Data about app and page elements
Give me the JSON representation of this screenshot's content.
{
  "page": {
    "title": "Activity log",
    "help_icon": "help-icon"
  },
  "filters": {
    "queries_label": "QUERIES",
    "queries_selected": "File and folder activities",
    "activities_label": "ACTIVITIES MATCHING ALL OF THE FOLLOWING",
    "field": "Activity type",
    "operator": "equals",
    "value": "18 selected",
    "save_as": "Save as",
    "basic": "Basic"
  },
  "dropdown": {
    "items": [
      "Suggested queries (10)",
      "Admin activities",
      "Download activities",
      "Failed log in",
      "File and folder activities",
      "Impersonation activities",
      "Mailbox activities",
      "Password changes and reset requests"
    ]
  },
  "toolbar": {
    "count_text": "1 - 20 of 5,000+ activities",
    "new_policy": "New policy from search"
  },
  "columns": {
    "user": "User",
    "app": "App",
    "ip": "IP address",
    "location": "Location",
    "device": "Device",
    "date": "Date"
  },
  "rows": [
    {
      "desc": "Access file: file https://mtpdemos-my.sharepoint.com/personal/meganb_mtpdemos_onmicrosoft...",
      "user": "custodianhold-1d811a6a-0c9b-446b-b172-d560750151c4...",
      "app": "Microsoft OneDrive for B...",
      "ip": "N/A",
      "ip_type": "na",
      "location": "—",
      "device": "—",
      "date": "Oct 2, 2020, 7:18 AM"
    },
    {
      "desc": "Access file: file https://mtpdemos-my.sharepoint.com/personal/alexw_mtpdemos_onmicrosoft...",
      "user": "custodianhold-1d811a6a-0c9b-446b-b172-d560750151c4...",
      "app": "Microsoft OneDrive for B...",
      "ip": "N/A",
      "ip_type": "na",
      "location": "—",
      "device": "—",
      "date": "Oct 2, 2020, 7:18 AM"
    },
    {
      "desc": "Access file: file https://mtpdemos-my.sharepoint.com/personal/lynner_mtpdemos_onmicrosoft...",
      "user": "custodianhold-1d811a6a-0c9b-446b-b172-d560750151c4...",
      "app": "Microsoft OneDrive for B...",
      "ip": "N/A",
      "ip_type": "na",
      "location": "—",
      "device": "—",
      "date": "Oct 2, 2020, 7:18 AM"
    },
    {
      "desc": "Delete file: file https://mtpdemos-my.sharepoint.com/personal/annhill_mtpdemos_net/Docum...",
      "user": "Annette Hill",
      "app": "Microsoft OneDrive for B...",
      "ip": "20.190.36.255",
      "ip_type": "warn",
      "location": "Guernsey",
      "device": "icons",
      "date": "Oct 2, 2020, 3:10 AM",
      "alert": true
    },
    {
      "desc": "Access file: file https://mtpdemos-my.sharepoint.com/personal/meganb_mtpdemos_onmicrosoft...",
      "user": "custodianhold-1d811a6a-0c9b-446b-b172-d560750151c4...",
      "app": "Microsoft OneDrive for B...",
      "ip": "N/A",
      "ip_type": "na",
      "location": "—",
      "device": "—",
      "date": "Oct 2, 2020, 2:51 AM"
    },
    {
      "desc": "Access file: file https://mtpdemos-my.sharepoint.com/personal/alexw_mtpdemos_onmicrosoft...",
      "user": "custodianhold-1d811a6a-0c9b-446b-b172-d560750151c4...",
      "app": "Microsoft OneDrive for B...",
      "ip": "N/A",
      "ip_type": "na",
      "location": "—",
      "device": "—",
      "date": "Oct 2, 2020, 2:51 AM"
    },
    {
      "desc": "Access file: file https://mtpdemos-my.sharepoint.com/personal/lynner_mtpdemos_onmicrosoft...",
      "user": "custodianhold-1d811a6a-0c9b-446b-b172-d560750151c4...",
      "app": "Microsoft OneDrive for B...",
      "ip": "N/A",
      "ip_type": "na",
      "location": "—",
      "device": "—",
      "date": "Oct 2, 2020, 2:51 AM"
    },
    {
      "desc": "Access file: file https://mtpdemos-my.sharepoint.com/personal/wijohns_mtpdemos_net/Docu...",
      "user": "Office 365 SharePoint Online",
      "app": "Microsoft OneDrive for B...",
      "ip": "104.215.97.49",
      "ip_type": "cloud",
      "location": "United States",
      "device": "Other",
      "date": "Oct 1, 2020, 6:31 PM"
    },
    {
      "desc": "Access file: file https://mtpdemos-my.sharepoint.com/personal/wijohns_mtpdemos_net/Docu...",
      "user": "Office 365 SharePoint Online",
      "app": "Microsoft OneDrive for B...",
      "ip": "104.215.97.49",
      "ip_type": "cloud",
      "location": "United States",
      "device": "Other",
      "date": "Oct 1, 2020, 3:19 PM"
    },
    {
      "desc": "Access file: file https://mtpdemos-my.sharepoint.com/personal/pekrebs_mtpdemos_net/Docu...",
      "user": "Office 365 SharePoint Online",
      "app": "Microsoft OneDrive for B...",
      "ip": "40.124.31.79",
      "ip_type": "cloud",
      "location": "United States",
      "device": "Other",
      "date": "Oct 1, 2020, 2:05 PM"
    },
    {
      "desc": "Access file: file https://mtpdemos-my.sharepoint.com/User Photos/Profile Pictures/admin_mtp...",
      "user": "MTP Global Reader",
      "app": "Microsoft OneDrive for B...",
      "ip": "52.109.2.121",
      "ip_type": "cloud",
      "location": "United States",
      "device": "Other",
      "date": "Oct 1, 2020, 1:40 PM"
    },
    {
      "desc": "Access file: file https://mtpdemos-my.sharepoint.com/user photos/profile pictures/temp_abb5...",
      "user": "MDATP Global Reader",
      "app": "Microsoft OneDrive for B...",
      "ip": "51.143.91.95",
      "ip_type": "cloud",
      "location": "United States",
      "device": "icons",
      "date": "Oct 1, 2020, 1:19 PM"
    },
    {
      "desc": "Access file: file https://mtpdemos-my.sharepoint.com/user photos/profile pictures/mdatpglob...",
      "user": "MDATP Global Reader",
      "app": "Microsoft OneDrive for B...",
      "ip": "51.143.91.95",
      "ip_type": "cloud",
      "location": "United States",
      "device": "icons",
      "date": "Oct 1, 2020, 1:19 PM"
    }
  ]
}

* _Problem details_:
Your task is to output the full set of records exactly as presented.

* _Output below_:
Give me the JSON representation of this screenshot's content.
{
  "page": {
    "title": "Activity log",
    "help_icon": "help-icon"
  },
  "filters": {
    "queries_label": "QUERIES",
    "queries_selected": "File and folder activities",
    "activities_label": "ACTIVITIES MATCHING ALL OF THE FOLLOWING",
    "field": "Activity type",
    "operator": "equals",
    "value": "18 selected",
    "save_as": "Save as",
    "basic": "Basic"
  },
  "dropdown": {
    "items": [
      "Suggested queries (10)",
      "Admin activities",
      "Download activities",
      "Failed log in",
      "File and folder activities",
      "Impersonation activities",
      "Mailbox activities",
      "Password changes and reset requests"
    ]
  },
  "toolbar": {
    "count_text": "1 - 20 of 5,000+ activities",
    "new_policy": "New policy from search"
  },
  "columns": {
    "user": "User",
    "app": "App",
    "ip": "IP address",
    "location": "Location",
    "device": "Device",
    "date": "Date"
  },
  "rows": [
    {
      "desc": "Access file: file https://mtpdemos-my.sharepoint.com/personal/meganb_mtpdemos_onmicrosoft...",
      "user": "custodianhold-1d811a6a-0c9b-446b-b172-d560750151c4...",
      "app": "Microsoft OneDrive for B...",
      "ip": "N/A",
      "ip_type": "na",
      "location": "—",
      "device": "—",
      "date": "Oct 2, 2020, 7:18 AM"
    },
    {
      "desc": "Access file: file https://mtpdemos-my.sharepoint.com/personal/alexw_mtpdemos_onmicrosoft...",
      "user": "custodianhold-1d811a6a-0c9b-446b-b172-d560750151c4...",
      "app": "Microsoft OneDrive for B...",
      "ip": "N/A",
      "ip_type": "na",
      "location": "—",
      "device": "—",
      "date": "Oct 2, 2020, 7:18 AM"
    },
    {
      "desc": "Access file: file https://mtpdemos-my.sharepoint.com/personal/lynner_mtpdemos_onmicrosoft...",
      "user": "custodianhold-1d811a6a-0c9b-446b-b172-d560750151c4...",
      "app": "Microsoft OneDrive for B...",
      "ip": "N/A",
      "ip_type": "na",
      "location": "—",
      "device": "—",
      "date": "Oct 2, 2020, 7:18 AM"
    },
    {
      "desc": "Delete file: file https://mtpdemos-my.sharepoint.com/personal/annhill_mtpdemos_net/Docum...",
      "user": "Annette Hill",
      "app": "Microsoft OneDrive for B...",
      "ip": "20.190.36.255",
      "ip_type": "warn",
      "location": "Guernsey",
      "device": "icons",
      "date": "Oct 2, 2020, 3:10 AM",
      "alert": true
    },
    {
      "desc": "Access file: file https://mtpdemos-my.sharepoint.com/personal/meganb_mtpdemos_onmicrosoft...",
      "user": "custodianhold-1d811a6a-0c9b-446b-b172-d560750151c4...",
      "app": "Microsoft OneDrive for B...",
      "ip": "N/A",
      "ip_type": "na",
      "location": "—",
      "device": "—",
      "date": "Oct 2, 2020, 2:51 AM"
    },
    {
      "desc": "Access file: file https://mtpdemos-my.sharepoint.com/personal/alexw_mtpdemos_onmicrosoft...",
      "user": "custodianhold-1d811a6a-0c9b-446b-b172-d560750151c4...",
      "app": "Microsoft OneDrive for B...",
      "ip": "N/A",
      "ip_type": "na",
      "location": "—",
      "device": "—",
      "date": "Oct 2, 2020, 2:51 AM"
    },
    {
      "desc": "Access file: file https://mtpdemos-my.sharepoint.com/personal/lynner_mtpdemos_onmicrosoft...",
      "user": "custodianhold-1d811a6a-0c9b-446b-b172-d560750151c4...",
      "app": "Microsoft OneDrive for B...",
      "ip": "N/A",
      "ip_type": "na",
      "location": "—",
      "device": "—",
      "date": "Oct 2, 2020, 2:51 AM"
    },
    {
      "desc": "Access file: file https://mtpdemos-my.sharepoint.com/personal/wijohns_mtpdemos_net/Docu...",
      "user": "Office 365 SharePoint Online",
      "app": "Microsoft OneDrive for B...",
      "ip": "104.215.97.49",
      "ip_type": "cloud",
      "location": "United States",
      "device": "Other",
      "date": "Oct 1, 2020, 6:31 PM"
    },
    {
      "desc": "Access file: file https://mtpdemos-my.sharepoint.com/personal/wijohns_mtpdemos_net/Docu...",
      "user": "Office 365 SharePoint Online",
      "app": "Microsoft OneDrive for B...",
      "ip": "104.215.97.49",
      "ip_type": "cloud",
      "location": "United States",
      "device": "Other",
      "date": "Oct 1, 2020, 3:19 PM"
    },
    {
      "desc": "Access file: file https://mtpdemos-my.sharepoint.com/personal/pekrebs_mtpdemos_net/Docu...",
      "user": "Office 365 SharePoint Online",
      "app": "Microsoft OneDrive for B...",
      "ip": "40.124.31.79",
      "ip_type": "cloud",
      "location": "United States",
      "device": "Other",
      "date": "Oct 1, 2020, 2:05 PM"
    },
    {
      "desc": "Access file: file https://mtpdemos-my.sharepoint.com/User Photos/Profile Pictures/admin_mtp...",
      "user": "MTP Global Reader",
      "app": "Microsoft OneDrive for B...",
      "ip": "52.109.2.121",
      "ip_type": "cloud",
      "location": "United States",
      "device": "Other",
      "date": "Oct 1, 2020, 1:40 PM"
    },
    {
      "desc": "Access file: file https://mtpdemos-my.sharepoint.com/user photos/profile pictures/temp_abb5...",
      "user": "MDATP Global Reader",
      "app": "Microsoft OneDrive for B...",
      "ip": "51.143.91.95",
      "ip_type": "cloud",
      "location": "United States",
      "device": "icons",
      "date": "Oct 1, 2020, 1:19 PM"
    },
    {
      "desc": "Access file: file https://mtpdemos-my.sharepoint.com/user photos/profile pictures/mdatpglob...",
      "user": "MDATP Global Reader",
      "app": "Microsoft OneDrive for B...",
      "ip": "51.143.91.95",
      "ip_type": "cloud",
      "location": "United States",
      "device": "icons",
      "date": "Oct 1, 2020, 1:19 PM"
    }
  ]
}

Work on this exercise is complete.